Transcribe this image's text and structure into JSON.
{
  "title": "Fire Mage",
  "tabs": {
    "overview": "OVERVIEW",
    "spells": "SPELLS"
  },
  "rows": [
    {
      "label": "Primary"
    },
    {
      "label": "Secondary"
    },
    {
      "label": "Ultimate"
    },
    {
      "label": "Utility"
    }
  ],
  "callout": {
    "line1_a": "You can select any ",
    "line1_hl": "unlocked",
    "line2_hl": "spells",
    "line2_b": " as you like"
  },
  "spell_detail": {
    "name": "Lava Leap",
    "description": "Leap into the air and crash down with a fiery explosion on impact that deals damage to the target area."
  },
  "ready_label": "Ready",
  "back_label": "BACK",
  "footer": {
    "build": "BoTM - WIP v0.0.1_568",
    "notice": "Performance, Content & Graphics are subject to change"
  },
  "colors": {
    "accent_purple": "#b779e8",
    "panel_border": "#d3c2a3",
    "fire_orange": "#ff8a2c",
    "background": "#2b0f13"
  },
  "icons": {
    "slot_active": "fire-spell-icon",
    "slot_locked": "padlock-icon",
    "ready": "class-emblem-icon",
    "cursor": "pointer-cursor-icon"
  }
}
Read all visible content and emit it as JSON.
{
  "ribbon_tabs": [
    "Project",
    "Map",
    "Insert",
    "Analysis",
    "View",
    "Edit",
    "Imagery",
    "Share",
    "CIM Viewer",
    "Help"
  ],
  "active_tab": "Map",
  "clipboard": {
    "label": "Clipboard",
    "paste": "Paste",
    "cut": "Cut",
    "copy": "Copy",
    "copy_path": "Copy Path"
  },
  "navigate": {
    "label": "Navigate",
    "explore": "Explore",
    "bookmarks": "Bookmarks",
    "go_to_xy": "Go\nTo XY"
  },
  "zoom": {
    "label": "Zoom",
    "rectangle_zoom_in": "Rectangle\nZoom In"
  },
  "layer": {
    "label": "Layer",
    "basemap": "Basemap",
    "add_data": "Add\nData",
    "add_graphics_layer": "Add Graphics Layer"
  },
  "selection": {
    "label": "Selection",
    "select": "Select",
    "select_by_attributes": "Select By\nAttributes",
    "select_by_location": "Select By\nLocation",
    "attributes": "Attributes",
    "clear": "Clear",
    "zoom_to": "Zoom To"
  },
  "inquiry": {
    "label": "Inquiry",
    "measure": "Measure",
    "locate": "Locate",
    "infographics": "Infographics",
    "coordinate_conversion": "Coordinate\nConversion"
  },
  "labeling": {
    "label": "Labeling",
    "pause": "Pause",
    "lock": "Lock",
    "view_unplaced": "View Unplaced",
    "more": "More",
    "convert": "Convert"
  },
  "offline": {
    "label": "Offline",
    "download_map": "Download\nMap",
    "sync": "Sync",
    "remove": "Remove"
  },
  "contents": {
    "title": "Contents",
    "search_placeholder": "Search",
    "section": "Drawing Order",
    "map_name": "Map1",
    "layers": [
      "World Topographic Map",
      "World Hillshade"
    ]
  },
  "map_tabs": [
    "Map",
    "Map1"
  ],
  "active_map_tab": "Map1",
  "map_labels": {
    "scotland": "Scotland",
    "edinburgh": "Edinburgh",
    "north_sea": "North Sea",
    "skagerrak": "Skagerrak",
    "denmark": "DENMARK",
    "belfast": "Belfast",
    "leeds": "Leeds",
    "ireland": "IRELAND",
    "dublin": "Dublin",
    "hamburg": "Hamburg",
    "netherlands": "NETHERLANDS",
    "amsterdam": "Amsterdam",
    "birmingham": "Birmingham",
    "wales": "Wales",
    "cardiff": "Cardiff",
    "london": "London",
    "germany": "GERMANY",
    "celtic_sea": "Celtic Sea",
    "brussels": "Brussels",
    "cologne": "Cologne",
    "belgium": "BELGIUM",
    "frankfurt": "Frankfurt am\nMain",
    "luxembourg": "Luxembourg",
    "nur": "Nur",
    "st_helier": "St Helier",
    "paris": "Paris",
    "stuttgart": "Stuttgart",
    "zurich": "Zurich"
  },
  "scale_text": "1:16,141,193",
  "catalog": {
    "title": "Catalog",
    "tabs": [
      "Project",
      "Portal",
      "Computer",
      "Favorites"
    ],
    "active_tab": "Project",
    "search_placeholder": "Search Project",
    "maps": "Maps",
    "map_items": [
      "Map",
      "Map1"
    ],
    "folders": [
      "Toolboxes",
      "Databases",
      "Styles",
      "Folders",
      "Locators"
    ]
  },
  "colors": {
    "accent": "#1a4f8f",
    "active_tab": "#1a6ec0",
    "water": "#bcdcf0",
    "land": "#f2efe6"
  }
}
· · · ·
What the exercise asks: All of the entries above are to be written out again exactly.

Answer box:
Transcribe this image's text and structure into JSON.
{
  "title": "Fire Mage",
  "tabs": {
    "overview": "OVERVIEW",
    "spells": "SPELLS"
  },
  "rows": [
    {
      "label": "Primary"
    },
    {
      "label": "Secondary"
    },
    {
      "label": "Ultimate"
    },
    {
      "label": "Utility"
    }
  ],
  "callout": {
    "line1_a": "You can select any ",
    "line1_hl": "unlocked",
    "line2_hl": "spells",
    "line2_b": " as you like"
  },
  "spell_detail": {
    "name": "Lava Leap",
    "description": "Leap into the air and crash down with a fiery explosion on impact that deals damage to the target area."
  },
  "ready_label": "Ready",
  "back_label": "BACK",
  "footer": {
    "build": "BoTM - WIP v0.0.1_568",
    "notice": "Performance, Content & Graphics are subject to change"
  },
  "colors": {
    "accent_purple": "#b779e8",
    "panel_border": "#d3c2a3",
    "fire_orange": "#ff8a2c",
    "background": "#2b0f13"
  },
  "icons": {
    "slot_active": "fire-spell-icon",
    "slot_locked": "padlock-icon",
    "ready": "class-emblem-icon",
    "cursor": "pointer-cursor-icon"
  }
}
Read all visible content and emit it as JSON.
{
  "ribbon_tabs": [
    "Project",
    "Map",
    "Insert",
    "Analysis",
    "View",
    "Edit",
    "Imagery",
    "Share",
    "CIM Viewer",
    "Help"
  ],
  "active_tab": "Map",
  "clipboard": {
    "label": "Clipboard",
    "paste": "Paste",
    "cut": "Cut",
    "copy": "Copy",
    "copy_path": "Copy Path"
  },
  "navigate": {
    "label": "Navigate",
    "explore": "Explore",
    "bookmarks": "Bookmarks",
    "go_to_xy": "Go\nTo XY"
  },
  "zoom": {
    "label": "Zoom",
    "rectangle_zoom_in": "Rectangle\nZoom In"
  },
  "layer": {
    "label": "Layer",
    "basemap": "Basemap",
    "add_data": "Add\nData",
    "add_graphics_layer": "Add Graphics Layer"
  },
  "selection": {
    "label": "Selection",
    "select": "Select",
    "select_by_attributes": "Select By\nAttributes",
    "select_by_location": "Select By\nLocation",
    "attributes": "Attributes",
    "clear": "Clear",
    "zoom_to": "Zoom To"
  },
  "inquiry": {
    "label": "Inquiry",
    "measure": "Measure",
    "locate": "Locate",
    "infographics": "Infographics",
    "coordinate_conversion": "Coordinate\nConversion"
  },
  "labeling": {
    "label": "Labeling",
    "pause": "Pause",
    "lock": "Lock",
    "view_unplaced": "View Unplaced",
    "more": "More",
    "convert": "Convert"
  },
  "offline": {
    "label": "Offline",
    "download_map": "Download\nMap",
    "sync": "Sync",
    "remove": "Remove"
  },
  "contents": {
    "title": "Contents",
    "search_placeholder": "Search",
    "section": "Drawing Order",
    "map_name": "Map1",
    "layers": [
      "World Topographic Map",
      "World Hillshade"
    ]
  },
  "map_tabs": [
    "Map",
    "Map1"
  ],
  "active_map_tab": "Map1",
  "map_labels": {
    "scotland": "Scotland",
    "edinburgh": "Edinburgh",
    "north_sea": "North Sea",
    "skagerrak": "Skagerrak",
    "denmark": "DENMARK",
    "belfast": "Belfast",
    "leeds": "Leeds",
    "ireland": "IRELAND",
    "dublin": "Dublin",
    "hamburg": "Hamburg",
    "netherlands": "NETHERLANDS",
    "amsterdam": "Amsterdam",
    "birmingham": "Birmingham",
    "wales": "Wales",
    "cardiff": "Cardiff",
    "london": "London",
    "germany": "GERMANY",
    "celtic_sea": "Celtic Sea",
    "brussels": "Brussels",
    "cologne": "Cologne",
    "belgium": "BELGIUM",
    "frankfurt": "Frankfurt am\nMain",
    "luxembourg": "Luxembourg",
    "nur": "Nur",
    "st_helier": "St Helier",
    "paris": "Paris",
    "stuttgart": "Stuttgart",
    "zurich": "Zurich"
  },
  "scale_text": "1:16,141,193",
  "catalog": {
    "title": "Catalog",
    "tabs": [
      "Project",
      "Portal",
      "Computer",
      "Favorites"
    ],
    "active_tab": "Project",
    "search_placeholder": "Search Project",
    "maps": "Maps",
    "map_items": [
      "Map",
      "Map1"
    ],
    "folders": [
      "Toolboxes",
      "Databases",
      "Styles",
      "Folders",
      "Locators"
    ]
  },
  "colors": {
    "accent": "#1a4f8f",
    "active_tab": "#1a6ec0",
    "water": "#bcdcf0",
    "land": "#f2efe6"
  }
}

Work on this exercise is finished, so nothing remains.